[DATASET EXTRACT]
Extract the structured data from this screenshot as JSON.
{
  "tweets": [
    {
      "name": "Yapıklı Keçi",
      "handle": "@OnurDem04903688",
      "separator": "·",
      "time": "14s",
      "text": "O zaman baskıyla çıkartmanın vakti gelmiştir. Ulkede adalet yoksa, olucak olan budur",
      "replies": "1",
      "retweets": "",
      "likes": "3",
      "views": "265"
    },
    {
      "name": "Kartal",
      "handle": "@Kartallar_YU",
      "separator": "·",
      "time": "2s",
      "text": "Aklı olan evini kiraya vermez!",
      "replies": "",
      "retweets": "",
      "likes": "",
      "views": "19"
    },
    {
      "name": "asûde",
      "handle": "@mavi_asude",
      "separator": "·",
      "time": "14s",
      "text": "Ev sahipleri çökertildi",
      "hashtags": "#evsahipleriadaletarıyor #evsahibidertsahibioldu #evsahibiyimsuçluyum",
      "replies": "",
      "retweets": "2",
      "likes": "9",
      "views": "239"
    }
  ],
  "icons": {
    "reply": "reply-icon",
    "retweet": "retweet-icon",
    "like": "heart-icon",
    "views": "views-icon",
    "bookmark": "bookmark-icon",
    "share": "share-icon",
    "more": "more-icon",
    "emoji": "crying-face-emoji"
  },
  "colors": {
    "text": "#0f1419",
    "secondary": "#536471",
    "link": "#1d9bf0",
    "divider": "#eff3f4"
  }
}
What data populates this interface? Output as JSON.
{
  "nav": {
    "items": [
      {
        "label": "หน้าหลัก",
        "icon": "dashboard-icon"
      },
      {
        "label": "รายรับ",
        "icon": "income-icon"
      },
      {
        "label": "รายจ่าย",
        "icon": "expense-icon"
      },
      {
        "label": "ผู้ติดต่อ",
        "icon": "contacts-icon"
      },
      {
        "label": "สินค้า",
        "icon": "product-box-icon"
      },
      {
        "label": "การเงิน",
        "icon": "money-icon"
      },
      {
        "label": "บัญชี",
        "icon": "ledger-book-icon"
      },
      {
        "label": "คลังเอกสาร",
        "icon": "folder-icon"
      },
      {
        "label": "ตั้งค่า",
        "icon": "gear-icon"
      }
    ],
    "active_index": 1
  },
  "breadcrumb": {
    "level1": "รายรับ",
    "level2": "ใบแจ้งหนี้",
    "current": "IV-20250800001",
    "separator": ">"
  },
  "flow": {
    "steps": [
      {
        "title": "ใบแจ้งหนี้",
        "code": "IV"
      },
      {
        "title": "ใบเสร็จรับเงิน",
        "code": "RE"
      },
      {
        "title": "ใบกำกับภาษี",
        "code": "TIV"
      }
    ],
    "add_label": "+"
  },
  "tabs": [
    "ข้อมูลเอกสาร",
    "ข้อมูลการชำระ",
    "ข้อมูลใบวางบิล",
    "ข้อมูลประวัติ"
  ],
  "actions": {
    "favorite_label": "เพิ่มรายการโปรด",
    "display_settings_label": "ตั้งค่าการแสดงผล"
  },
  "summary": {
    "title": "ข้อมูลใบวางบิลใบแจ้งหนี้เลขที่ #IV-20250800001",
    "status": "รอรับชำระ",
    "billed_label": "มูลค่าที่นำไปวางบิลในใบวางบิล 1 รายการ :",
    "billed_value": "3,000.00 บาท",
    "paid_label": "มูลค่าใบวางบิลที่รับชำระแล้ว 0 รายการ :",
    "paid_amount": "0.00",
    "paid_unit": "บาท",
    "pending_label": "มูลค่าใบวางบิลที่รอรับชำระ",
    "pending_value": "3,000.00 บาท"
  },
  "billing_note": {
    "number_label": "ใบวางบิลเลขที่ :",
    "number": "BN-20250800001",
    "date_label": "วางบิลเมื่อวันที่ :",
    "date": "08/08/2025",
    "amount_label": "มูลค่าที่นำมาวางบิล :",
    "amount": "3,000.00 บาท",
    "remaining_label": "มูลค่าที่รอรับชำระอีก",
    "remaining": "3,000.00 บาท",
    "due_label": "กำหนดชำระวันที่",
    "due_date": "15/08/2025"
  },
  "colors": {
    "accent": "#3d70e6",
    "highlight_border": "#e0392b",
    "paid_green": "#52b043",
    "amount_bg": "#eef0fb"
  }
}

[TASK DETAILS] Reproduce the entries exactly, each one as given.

[RESPONSE]
Extract the structured data from this screenshot as JSON.
{
  "tweets": [
    {
      "name": "Yapıklı Keçi",
      "handle": "@OnurDem04903688",
      "separator": "·",
      "time": "14s",
      "text": "O zaman baskıyla çıkartmanın vakti gelmiştir. Ulkede adalet yoksa, olucak olan budur",
      "replies": "1",
      "retweets": "",
      "likes": "3",
      "views": "265"
    },
    {
      "name": "Kartal",
      "handle": "@Kartallar_YU",
      "separator": "·",
      "time": "2s",
      "text": "Aklı olan evini kiraya vermez!",
      "replies": "",
      "retweets": "",
      "likes": "",
      "views": "19"
    },
    {
      "name": "asûde",
      "handle": "@mavi_asude",
      "separator": "·",
      "time": "14s",
      "text": "Ev sahipleri çökertildi",
      "hashtags": "#evsahipleriadaletarıyor #evsahibidertsahibioldu #evsahibiyimsuçluyum",
      "replies": "",
      "retweets": "2",
      "likes": "9",
      "views": "239"
    }
  ],
  "icons": {
    "reply": "reply-icon",
    "retweet": "retweet-icon",
    "like": "heart-icon",
    "views": "views-icon",
    "bookmark": "bookmark-icon",
    "share": "share-icon",
    "more": "more-icon",
    "emoji": "crying-face-emoji"
  },
  "colors": {
    "text": "#0f1419",
    "secondary": "#536471",
    "link": "#1d9bf0",
    "divider": "#eff3f4"
  }
}
What data populates this interface? Output as JSON.
{
  "nav": {
    "items": [
      {
        "label": "หน้าหลัก",
        "icon": "dashboard-icon"
      },
      {
        "label": "รายรับ",
        "icon": "income-icon"
      },
      {
        "label": "รายจ่าย",
        "icon": "expense-icon"
      },
      {
        "label": "ผู้ติดต่อ",
        "icon": "contacts-icon"
      },
      {
        "label": "สินค้า",
        "icon": "product-box-icon"
      },
      {
        "label": "การเงิน",
        "icon": "money-icon"
      },
      {
        "label": "บัญชี",
        "icon": "ledger-book-icon"
      },
      {
        "label": "คลังเอกสาร",
        "icon": "folder-icon"
      },
      {
        "label": "ตั้งค่า",
        "icon": "gear-icon"
      }
    ],
    "active_index": 1
  },
  "breadcrumb": {
    "level1": "รายรับ",
    "level2": "ใบแจ้งหนี้",
    "current": "IV-20250800001",
    "separator": ">"
  },
  "flow": {
    "steps": [
      {
        "title": "ใบแจ้งหนี้",
        "code": "IV"
      },
      {
        "title": "ใบเสร็จรับเงิน",
        "code": "RE"
      },
      {
        "title": "ใบกำกับภาษี",
        "code": "TIV"
      }
    ],
    "add_label": "+"
  },
  "tabs": [
    "ข้อมูลเอกสาร",
    "ข้อมูลการชำระ",
    "ข้อมูลใบวางบิล",
    "ข้อมูลประวัติ"
  ],
  "actions": {
    "favorite_label": "เพิ่มรายการโปรด",
    "display_settings_label": "ตั้งค่าการแสดงผล"
  },
  "summary": {
    "title": "ข้อมูลใบวางบิลใบแจ้งหนี้เลขที่ #IV-20250800001",
    "status": "รอรับชำระ",
    "billed_label": "มูลค่าที่นำไปวางบิลในใบวางบิล 1 รายการ :",
    "billed_value": "3,000.00 บาท",
    "paid_label": "มูลค่าใบวางบิลที่รับชำระแล้ว 0 รายการ :",
    "paid_amount": "0.00",
    "paid_unit": "บาท",
    "pending_label": "มูลค่าใบวางบิลที่รอรับชำระ",
    "pending_value": "3,000.00 บาท"
  },
  "billing_note": {
    "number_label": "ใบวางบิลเลขที่ :",
    "number": "BN-20250800001",
    "date_label": "วางบิลเมื่อวันที่ :",
    "date": "08/08/2025",
    "amount_label": "มูลค่าที่นำมาวางบิล :",
    "amount": "3,000.00 บาท",
    "remaining_label": "มูลค่าที่รอรับชำระอีก",
    "remaining": "3,000.00 บาท",
    "due_label": "กำหนดชำระวันที่",
    "due_date": "15/08/2025"
  },
  "colors": {
    "accent": "#3d70e6",
    "highlight_border": "#e0392b",
    "paid_green": "#52b043",
    "amount_bg": "#eef0fb"
  }
}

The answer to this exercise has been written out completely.